This was a maiden voyage for OTB. Starting in Manali, the route was to take us over the near-4000m Rohtang Pass into the Valley of the Chandrabhaga River, following the classic Manali-Leh cycling route for the first couple of days, before branching off North West towards Kashmir, then turning South just short of the border and up to the big challenge of the trip - the 4450m Sach Pass. Once safely down the other side we'd find our way to the regional capital, Chamba, then over a smaller pass to Dharamsala and our endpoint at McLeod Ganj, the former British Raj hill station now more famous as the home in exile of the Dalai Lama.

From Delhi, in theory we would be getting ourselves and our bikes to Manali, as Cass and Cara were still there with the previous group, but in practice we were simply receiving a masterclass in Cara's genius planning skills. With no direct train service, the HPTDC (Himachal Pradesh Tourist Development Corporation) bus service is the most reliable, cheap and straightforward way of getting to Manali from Delhi, leaving from behind the Chanderlok building on Janpath just south of Connaught Circus. 15 hours overnight on a bus is never going to be pleasant, but Cara's cunning plan involved buying each of us two seats which turned the experience from potential hell to dreamy road movie as we dozed our way North, the mayhem of Delhi's sprawl steadily replaced by the monotony of the open road.

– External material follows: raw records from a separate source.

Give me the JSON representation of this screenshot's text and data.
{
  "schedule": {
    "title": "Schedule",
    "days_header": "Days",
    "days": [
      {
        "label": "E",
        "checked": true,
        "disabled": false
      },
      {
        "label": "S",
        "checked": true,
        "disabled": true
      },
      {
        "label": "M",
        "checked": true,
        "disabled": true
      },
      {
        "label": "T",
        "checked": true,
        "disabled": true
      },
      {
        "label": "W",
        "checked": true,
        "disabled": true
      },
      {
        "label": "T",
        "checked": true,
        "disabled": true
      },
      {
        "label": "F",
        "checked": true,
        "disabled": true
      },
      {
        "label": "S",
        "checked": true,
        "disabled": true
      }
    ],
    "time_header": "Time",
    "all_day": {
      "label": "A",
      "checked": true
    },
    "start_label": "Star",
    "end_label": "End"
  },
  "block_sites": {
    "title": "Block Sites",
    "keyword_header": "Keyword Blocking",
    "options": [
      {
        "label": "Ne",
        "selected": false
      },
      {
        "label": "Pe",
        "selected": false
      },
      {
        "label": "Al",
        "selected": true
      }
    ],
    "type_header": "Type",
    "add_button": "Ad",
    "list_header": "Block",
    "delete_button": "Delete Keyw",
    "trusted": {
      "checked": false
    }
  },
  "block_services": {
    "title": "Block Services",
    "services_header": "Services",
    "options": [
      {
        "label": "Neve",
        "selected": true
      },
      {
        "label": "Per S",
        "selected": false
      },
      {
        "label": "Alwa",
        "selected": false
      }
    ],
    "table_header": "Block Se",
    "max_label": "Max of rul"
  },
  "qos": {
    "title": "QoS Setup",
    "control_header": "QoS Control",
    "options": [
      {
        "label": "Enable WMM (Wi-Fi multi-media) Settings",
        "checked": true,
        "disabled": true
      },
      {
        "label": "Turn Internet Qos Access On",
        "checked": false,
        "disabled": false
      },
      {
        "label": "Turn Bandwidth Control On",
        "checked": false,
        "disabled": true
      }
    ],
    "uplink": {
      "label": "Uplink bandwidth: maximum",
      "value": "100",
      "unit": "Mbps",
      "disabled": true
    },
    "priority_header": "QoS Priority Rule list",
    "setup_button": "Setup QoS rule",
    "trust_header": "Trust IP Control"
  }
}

The much-touted aircon on our coach lasted 4 or 5 hours before giving up, so we stood by and watched as the driver and his assistant happily troubleshot the problem in pitch darkness - our first introduction to Indian resourcefulness and determination. The light from our headtorches gave them a fighting chance at a fix, but it soon failed again - an electrical problem of some sort with the knock-on effect of limiting our headlights to a weak glow, not that this slowed the driver down one bit.

Dawn found us in the foothills of the Himalaya - a strange combination of mountain views and humid temperatures which felt very alien - and by breakfast we were well into the Kullu Valley and within sight of Manali. With a fortnight of hard biking and camping ahead of us, Manali was the perfect traveller-friendly starting point to unwind after the long haul plane and bus epic.

I didn't expected to find superb bruschetta, but there it was in Old Manali's Pizza Olive; I didn't expect to be tempted by the BEST warm chocolate chip cookies, but there they were at Dylan's coffee shop; I did expect to be blown away by great fried momos, and the Tibetan Kitchen didn't disappoint. Not exactly an authentic Indian experience, but it was a restful few days to prepare for the journey ahead.

Manali base camp was the Sunshine Guesthouse, a characterful Raj-era hill station property in Old Manali, a kilometre or so up the hill from, you've guessed it, New Manali. Auto rickshaws were twice the price going up as on the way down as the driver simply switched off the engine and let gravity take over. After a couple of days exploring the hils and nearby Vashisht, a short day ride allowed us to check the bikes were OK, but sadly ended with a crash for fellow rider Kerry, and the end of her biking trip before it really began - a reminder of the potential for mishap (literally) around every corner, or in Kerry's case in the middle of a corner as a patch of dust pulled her front wheel from underneath her. One final group meal included my last beer for a fortnight and were all ready for the off.